The following story, “Catch That Rabbit,” includes Powell and Donovan yet again on a mining station on an asteroid. Here, they troubleshoot a robot with six subsidiary bots, discovering that managing six sub-bots overwhelms the main robot’s programming, and that only through destroying one of its sub-robots are they able to save themselves from a cave-in and leave the system fully functional.

Next, in “Liar!” a robot named RB-34 or “Herbie” has the unintended ability to read minds. In order to adhere to the first law, however, Herbie tells lies in order to avoid hurting people’s feelings. However, once Dr. Calvin confronts it with the fact that these lies are also painful, Herbie becomes unresponsive.

In “Little Lost Robot,” a researcher gets fed up with an N-2 (Nestor) robot and tells it to get lost, which is takes literally. Dr. Calvin and Peter Bogert must then find the robot, which has hid itself in a room with 63 other identical robots. Due to some alterations in the lost robot’s code, there is urgency in finding it, as it no longer contains the code that directs robots to intervene where inaction would harm a human. Ultimately they flush it out through a technical work-around and it tries to attack Dr. Calvin to maintain its anonymity, but is destroyed by the scientists.

In “Escape!” the company is attempting to create a ship that can go into hyperspace. While their competitor fails, they are able to create a supercomputer called “The Brain” that successfully engineers a ship. Powell and Donovan test it out and find some strange occurrences on board: there are no beds or showers and they are given only beans and milk for food. Though they successfully complete jumps and return back, they also had strange disembodied experiences. Calvin figures out that in order to jump, one must die for a brief period. While this contradicts the first law of robotics, Calvin has assured The Brain that humans don’t mind dying, and instead of imploding, The Brain has turned to practical joking as a means of coping.

“Evidence” tells the story of a man named Stephen Byerley as he runs for mayor of a major city. His opponent is convinced that he is a humanoid robot, and convinces Calvin and her colleagues to investigate his humanity. They attempt and fail to prove it through x-rays and other tests. The issue seems to be put to rest when Byerley punches a heckler at a rally, which would therefore violate the first law of robotics. However, Calvin points out in a confrontation with Byerley that he could still be a robot if the person he punched was also a humanoid robot. His identity therefore remains a mystery.
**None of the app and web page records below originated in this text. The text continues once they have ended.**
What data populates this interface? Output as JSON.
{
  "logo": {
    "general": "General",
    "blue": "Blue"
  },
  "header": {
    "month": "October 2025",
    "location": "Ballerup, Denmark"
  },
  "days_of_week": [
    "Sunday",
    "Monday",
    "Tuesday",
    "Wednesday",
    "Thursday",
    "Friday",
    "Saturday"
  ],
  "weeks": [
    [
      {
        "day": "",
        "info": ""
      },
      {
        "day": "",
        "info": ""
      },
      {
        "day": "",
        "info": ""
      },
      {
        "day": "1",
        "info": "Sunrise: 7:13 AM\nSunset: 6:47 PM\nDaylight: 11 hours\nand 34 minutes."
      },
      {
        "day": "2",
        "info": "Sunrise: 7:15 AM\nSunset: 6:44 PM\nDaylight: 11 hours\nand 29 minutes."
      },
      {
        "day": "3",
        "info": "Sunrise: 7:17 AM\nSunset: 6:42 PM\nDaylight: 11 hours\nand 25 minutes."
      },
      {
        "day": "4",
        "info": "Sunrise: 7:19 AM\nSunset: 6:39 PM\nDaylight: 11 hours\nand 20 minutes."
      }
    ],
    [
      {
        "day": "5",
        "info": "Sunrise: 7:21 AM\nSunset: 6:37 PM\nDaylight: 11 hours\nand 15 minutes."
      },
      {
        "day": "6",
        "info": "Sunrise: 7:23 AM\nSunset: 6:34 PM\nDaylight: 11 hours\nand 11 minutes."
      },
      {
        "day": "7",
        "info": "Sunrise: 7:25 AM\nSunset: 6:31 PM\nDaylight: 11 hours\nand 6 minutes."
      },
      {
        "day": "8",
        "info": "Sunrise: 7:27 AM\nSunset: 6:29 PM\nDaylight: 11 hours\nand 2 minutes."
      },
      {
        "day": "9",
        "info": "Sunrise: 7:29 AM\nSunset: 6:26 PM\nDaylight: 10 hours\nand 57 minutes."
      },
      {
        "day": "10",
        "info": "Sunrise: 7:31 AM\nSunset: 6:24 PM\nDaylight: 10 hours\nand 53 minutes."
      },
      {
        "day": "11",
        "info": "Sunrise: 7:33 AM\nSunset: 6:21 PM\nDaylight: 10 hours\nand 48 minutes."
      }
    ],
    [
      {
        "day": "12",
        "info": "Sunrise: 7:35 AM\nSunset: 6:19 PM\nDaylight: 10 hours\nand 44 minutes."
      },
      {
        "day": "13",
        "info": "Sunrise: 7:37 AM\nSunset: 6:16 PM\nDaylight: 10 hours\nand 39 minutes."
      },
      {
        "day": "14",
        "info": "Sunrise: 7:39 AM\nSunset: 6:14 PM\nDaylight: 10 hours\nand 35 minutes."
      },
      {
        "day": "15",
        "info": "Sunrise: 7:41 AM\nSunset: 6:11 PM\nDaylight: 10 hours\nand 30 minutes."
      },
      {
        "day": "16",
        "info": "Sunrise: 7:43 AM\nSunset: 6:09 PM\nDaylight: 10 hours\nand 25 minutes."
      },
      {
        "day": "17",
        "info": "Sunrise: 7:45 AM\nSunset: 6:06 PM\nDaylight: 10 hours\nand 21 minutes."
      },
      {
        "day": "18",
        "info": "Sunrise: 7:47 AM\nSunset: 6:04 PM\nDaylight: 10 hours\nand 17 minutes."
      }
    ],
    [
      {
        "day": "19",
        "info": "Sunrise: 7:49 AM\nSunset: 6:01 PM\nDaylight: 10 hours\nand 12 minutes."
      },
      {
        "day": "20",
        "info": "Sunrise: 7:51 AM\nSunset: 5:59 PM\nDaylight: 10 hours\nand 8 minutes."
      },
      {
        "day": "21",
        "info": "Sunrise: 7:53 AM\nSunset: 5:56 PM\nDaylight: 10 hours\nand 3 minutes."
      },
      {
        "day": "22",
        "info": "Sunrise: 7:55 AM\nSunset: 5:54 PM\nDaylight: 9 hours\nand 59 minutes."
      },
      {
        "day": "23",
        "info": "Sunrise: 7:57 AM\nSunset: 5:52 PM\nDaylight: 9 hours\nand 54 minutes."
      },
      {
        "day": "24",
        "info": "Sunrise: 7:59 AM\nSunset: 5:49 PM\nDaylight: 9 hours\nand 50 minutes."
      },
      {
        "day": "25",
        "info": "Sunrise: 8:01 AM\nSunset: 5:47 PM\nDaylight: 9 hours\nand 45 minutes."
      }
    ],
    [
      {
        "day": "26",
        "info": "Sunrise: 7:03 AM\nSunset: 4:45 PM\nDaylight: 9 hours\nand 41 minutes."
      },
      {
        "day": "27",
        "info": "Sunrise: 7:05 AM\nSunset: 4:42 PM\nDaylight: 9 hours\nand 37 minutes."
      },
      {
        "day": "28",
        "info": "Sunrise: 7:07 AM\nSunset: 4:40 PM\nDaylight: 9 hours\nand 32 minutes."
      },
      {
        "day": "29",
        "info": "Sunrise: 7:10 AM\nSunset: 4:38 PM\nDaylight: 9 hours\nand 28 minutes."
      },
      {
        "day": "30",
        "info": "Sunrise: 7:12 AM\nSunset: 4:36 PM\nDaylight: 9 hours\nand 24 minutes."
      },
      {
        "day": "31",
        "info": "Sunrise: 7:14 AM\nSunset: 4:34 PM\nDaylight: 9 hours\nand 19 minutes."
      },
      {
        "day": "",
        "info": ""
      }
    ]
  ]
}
In the final story, “The Evitable Conflict,” Byerley has been appointed World Coordinator for the second time. He expresses concern over anti-Machine movements and asks for, and is denied, Calvin’s support for an anti-Machine movement witch-hunt. The machines are therefore free to twist the first law to support their dominion over humans, for they believe it is in humanity’s best interest.

Through these scenarios, Asimov explores how a core organizing synthetic morality (The Three Laws of Robotics) could play out as machines continue to become more nuanced and evolved. As with the best of science fiction, I, Robot forces us to consider the best and worst consequences of rapidly advancing technology and the thin line between man and machine.